The legendary comic star, who died earlier this week at the age of 83, didn't hold back in his later years when asked what he thought of Tim Burton's 2005 big-budget adaptation of Roald Dahl's beloved book.
Speaking in 2013, Wilder was blunt when asked for his opinion of the movie remake.
"I think it's an insult - Warner Brothers' insult, I think," he said.
"Johnny Depp, I think, is a good actor, but I don't care for that director [Burton]. He's a talented man, but I don't care for him doing stuff like he did."
Depp's performance in the film proved divisive, with many viewers preferring Wilder's sly, impish take on Wonka to Depp's rather more cartoonish interpretation.
In a 2007 interview, Wilder admitted he couldn't bring himself to see the film.
"The thing that put me off ... I like Johnny Depp, I like him, as an actor I like him very much ... but when I saw little pieces in the promotion of what he was doing, I said I don't want to see the film, because I don't want to be disappointed in him," he said.
Even before the film's release, Wilder had dismissed the entire idea as a money-making exercise.
"It's just some people sitting around thinking, 'How can we make some more money?' Why else would you remake Willy Wonka?
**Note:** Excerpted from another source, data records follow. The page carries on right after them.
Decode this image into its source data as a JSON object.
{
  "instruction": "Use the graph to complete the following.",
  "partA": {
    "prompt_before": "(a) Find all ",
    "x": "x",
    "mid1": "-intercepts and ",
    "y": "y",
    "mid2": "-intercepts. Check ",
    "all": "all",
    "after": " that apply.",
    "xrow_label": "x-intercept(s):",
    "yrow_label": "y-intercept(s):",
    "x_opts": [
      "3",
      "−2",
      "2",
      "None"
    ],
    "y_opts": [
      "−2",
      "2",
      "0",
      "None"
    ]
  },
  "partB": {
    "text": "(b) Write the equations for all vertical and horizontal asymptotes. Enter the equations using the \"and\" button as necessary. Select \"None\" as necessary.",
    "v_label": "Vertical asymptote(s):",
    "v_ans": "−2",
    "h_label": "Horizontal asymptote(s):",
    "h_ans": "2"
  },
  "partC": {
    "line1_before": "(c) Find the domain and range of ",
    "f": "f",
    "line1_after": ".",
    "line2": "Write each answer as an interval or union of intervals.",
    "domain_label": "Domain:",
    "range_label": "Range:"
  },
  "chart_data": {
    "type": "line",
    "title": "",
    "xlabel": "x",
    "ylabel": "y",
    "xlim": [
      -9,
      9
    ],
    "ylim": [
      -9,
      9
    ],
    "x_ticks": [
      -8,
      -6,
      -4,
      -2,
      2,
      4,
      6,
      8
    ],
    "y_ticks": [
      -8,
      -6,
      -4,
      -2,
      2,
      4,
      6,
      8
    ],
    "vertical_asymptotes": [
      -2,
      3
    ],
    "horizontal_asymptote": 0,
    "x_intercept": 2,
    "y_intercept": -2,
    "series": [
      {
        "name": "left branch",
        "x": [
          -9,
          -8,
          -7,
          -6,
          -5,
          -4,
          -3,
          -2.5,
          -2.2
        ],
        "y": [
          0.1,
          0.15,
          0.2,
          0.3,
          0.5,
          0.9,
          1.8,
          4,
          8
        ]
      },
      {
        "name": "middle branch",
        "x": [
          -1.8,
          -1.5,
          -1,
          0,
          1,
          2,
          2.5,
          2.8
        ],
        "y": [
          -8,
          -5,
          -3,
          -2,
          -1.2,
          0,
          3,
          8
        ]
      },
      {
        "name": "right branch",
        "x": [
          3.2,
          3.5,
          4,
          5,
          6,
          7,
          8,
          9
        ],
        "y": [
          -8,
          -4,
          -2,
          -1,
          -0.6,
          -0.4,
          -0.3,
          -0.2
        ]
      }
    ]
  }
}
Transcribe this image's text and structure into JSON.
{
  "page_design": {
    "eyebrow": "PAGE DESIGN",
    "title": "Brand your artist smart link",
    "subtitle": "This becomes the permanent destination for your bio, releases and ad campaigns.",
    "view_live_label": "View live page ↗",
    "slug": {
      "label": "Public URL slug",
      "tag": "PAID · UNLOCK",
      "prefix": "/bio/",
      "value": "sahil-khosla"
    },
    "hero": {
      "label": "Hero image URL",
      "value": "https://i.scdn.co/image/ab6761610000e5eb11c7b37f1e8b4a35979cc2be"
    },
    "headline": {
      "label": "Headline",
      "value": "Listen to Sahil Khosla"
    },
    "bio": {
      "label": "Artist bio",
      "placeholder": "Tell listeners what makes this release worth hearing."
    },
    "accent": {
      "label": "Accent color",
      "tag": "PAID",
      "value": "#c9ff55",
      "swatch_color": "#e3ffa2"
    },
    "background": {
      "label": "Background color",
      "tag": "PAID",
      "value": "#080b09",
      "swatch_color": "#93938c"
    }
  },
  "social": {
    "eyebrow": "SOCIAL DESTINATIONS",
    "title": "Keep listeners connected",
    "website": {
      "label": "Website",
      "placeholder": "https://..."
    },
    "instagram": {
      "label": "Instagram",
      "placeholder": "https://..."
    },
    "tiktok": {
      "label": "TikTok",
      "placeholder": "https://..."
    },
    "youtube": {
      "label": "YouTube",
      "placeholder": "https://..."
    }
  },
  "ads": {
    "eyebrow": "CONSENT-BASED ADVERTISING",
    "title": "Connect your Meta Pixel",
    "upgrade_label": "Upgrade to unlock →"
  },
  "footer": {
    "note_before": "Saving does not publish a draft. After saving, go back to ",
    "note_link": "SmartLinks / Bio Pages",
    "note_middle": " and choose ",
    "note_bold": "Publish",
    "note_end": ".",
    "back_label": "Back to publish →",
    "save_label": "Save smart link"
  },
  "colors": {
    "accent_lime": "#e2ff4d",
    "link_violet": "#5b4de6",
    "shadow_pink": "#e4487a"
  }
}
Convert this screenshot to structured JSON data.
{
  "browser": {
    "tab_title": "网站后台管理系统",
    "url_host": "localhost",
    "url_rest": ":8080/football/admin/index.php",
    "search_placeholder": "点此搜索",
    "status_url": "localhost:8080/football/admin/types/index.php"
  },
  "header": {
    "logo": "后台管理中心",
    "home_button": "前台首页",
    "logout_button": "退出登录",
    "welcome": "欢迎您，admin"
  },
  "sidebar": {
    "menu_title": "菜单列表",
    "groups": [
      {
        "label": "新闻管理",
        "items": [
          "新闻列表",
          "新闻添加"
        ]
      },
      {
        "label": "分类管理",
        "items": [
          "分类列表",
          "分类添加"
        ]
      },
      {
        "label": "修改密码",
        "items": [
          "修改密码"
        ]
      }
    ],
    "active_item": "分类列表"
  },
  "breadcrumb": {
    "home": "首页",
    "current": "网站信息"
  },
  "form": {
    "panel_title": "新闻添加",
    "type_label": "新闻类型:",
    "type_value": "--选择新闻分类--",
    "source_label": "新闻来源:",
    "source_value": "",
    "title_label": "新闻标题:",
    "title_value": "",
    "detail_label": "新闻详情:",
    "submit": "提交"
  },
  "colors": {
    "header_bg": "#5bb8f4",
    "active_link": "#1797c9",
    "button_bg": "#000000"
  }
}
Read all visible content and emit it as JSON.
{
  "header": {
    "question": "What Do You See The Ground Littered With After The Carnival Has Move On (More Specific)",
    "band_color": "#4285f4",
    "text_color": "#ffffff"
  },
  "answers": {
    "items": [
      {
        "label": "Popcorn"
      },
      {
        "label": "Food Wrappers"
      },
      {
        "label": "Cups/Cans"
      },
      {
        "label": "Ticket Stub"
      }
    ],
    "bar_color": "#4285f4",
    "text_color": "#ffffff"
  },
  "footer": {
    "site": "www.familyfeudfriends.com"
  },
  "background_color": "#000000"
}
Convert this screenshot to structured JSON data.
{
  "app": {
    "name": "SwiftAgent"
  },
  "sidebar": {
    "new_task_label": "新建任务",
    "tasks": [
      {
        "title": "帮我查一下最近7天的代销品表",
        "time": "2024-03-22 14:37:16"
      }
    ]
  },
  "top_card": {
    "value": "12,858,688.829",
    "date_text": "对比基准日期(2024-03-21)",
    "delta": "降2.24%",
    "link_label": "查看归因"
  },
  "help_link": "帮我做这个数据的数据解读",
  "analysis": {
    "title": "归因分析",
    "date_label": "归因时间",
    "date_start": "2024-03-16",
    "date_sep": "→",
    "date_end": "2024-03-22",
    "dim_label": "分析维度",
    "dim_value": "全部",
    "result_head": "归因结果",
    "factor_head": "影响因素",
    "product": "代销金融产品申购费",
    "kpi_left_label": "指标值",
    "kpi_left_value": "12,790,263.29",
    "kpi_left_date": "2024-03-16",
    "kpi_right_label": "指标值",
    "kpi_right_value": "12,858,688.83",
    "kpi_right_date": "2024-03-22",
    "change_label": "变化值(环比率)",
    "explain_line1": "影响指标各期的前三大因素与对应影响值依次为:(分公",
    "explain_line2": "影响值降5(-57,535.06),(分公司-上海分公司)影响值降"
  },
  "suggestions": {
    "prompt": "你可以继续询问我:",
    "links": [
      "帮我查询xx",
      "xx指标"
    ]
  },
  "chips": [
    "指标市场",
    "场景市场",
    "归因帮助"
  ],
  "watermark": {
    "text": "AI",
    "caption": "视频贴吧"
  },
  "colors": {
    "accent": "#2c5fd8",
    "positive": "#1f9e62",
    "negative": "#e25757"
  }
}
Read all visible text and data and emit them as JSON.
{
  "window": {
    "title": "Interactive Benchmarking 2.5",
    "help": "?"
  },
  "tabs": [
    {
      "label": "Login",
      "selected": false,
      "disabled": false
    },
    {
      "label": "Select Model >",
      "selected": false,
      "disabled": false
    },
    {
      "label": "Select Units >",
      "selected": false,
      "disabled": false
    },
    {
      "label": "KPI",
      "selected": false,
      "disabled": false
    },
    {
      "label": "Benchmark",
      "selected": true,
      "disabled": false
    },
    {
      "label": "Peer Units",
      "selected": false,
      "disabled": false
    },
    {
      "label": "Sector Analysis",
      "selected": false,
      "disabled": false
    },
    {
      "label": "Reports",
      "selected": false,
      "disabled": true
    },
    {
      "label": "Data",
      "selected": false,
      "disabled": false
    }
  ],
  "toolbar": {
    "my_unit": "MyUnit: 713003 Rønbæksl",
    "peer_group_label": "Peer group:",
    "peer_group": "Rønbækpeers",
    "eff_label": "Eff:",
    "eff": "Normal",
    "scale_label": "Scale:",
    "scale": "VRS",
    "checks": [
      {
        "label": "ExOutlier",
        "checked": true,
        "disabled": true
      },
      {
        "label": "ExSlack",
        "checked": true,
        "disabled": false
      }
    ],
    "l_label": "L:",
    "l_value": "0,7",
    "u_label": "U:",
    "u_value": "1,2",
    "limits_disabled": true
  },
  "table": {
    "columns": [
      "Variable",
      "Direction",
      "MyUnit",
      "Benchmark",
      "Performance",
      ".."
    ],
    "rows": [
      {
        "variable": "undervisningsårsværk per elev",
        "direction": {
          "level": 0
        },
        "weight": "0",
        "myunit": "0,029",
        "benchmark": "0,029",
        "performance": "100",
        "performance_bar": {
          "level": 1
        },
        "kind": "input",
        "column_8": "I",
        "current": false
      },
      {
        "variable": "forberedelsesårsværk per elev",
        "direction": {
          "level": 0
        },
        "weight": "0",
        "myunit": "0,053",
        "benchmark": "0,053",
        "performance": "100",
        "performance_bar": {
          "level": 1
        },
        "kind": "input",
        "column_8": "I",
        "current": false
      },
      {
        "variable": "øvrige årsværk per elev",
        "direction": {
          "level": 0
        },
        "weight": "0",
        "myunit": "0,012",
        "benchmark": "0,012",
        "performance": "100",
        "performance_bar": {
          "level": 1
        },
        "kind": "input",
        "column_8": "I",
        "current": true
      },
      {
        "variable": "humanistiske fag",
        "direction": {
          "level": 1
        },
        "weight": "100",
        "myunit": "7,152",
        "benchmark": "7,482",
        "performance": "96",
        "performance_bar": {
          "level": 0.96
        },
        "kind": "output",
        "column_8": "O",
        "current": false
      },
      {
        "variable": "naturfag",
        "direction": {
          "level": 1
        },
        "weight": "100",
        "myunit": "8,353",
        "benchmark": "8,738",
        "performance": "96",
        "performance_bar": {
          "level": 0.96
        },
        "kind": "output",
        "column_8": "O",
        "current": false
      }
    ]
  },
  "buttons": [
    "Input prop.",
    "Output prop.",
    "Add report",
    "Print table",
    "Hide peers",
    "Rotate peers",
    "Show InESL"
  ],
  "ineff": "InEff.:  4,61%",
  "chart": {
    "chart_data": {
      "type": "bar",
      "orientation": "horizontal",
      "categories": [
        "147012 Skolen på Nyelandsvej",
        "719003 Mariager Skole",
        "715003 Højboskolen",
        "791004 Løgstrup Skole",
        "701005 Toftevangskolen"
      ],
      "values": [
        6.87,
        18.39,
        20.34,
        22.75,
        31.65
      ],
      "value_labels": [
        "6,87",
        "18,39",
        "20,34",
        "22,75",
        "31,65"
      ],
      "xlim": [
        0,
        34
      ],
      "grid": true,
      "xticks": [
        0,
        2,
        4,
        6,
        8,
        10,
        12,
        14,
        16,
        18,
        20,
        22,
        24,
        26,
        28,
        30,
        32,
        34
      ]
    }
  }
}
I don't see the point of going back and doing it all over again," he said before the film hit cinemas. While that may not have been the intention, it was certainly the result: Burton's remake grossed almost half a billion dollars worldwide.
"I like Johnny Depp and I appreciate that he has said on the record that my shoes would be hard to fill. But I don't know how it will all turn out. Right now, the only thing that does take some of the edge off this for me is that Willy Wonka's name isn't in the title."
Funnily enough, Wilder himself was the subject of disapproval when the 1971 film was released. It was Dahl, author of the original 1964 book, who wasn't happy. He wanted Spike Milligan to play Wonka - and was upset the film pivoted from the book's central character, Charlie to focus more on the chocolate factory owner.
Of course, the rest is history - and Wilder's care and attention to detail when inhabiting the character of Willy Wonka is by now well-documented.